Remember that unicellular cells are single celled secretory cells. The only major example in humans would be goblet and mucous cells that are found in the conducting airways and GI tract, respectively. These are cells that produce a glycoprotein called musin that is secreted via exocytosis. Upon secretion musin is mixed with water and mucus is formed. Mucus is a wet sticky substance that is important for filtration purposes. The mucous membranes that line the conducting airways trap debris in the air that is passing by on its way to the lungs.

The mucosal lining of the GI tract ensures a smooth passage of the food mass (bolus) as it travels from mouth to anus. The mucosal lining of the stomach and small intestine are used as protective barriers from the strong stomach acid that is used for digestion.

Clinical Application

Here is a good clinical application to this particular gland, I highly recommend you read this:


Source: Self made

Goblet and Mucous Cells

In this video you will learn about mucous and goblet cells of the human body

Source: Self made

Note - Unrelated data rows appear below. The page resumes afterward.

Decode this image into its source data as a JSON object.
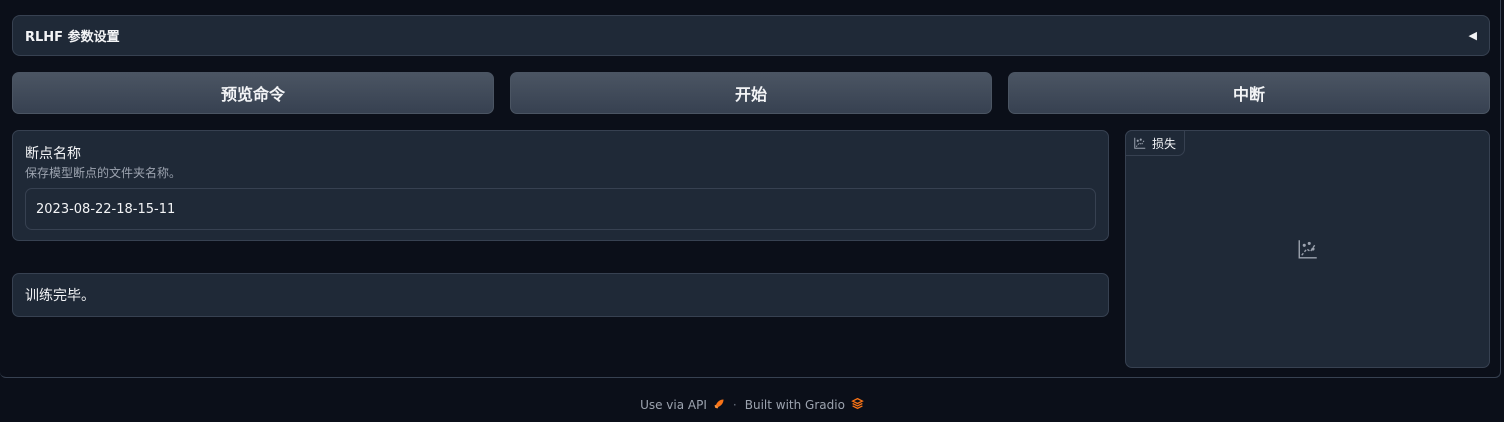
{
  "accordion": {
    "title": "RLHF 参数设置",
    "arrow": "◀"
  },
  "buttons": {
    "preview": "预览命令",
    "start": "开始",
    "stop": "中断"
  },
  "checkpoint": {
    "label": "断点名称",
    "info": "保存模型断点的文件夹名称。",
    "value": "2023-08-22-18-15-11"
  },
  "status": {
    "text": "训练完毕。"
  },
  "plot": {
    "label": "损失"
  },
  "footer": {
    "api": "Use via API",
    "separator": "·",
    "built_with": "Built with Gradio"
  },
  "colors": {
    "background": "#0b0f19",
    "panel": "#1f2937",
    "border": "#374151",
    "accent": "#f97316"
  }
}
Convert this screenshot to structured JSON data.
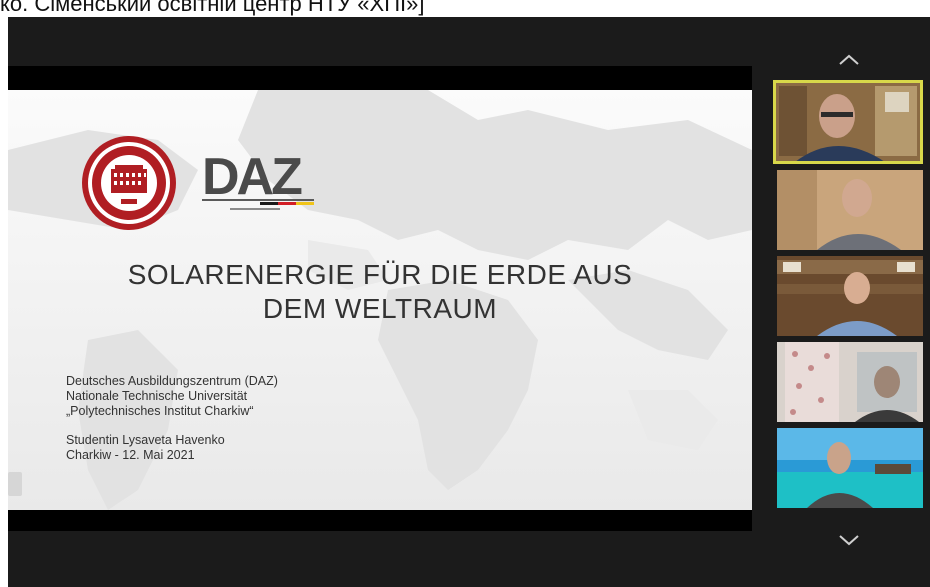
{
  "top_caption": "ко. Сіменський освітній центр НТУ «ХПІ»]",
  "slide": {
    "logo_left_name": "university-seal",
    "logo_right_text": "DAZ",
    "title_line1": "SOLARENERGIE FÜR DIE ERDE AUS",
    "title_line2": "DEM WELTRAUM",
    "info_lines": [
      "Deutsches Ausbildungszentrum (DAZ)",
      "Nationale Technische Universität",
      "„Polytechnisches Institut Charkiw“"
    ],
    "author_lines": [
      "Studentin Lysaveta Havenko",
      "Charkiw - 12. Mai 2021"
    ]
  },
  "participants": [
    {
      "id": "participant-1",
      "active": true
    },
    {
      "id": "participant-2",
      "active": false
    },
    {
      "id": "participant-3",
      "active": false
    },
    {
      "id": "participant-4",
      "active": false
    },
    {
      "id": "participant-5",
      "active": false
    }
  ],
  "icons": {
    "scroll_up": "chevron-up-icon",
    "scroll_down": "chevron-down-icon"
  },
  "colors": {
    "active_speaker_border": "#d8d84a",
    "seal_red": "#b01e23",
    "daz_gray": "#4a4a4a"
  }
}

Goblet Cell Image

Here is the image of a goblet cell from the presentation

Source: Self made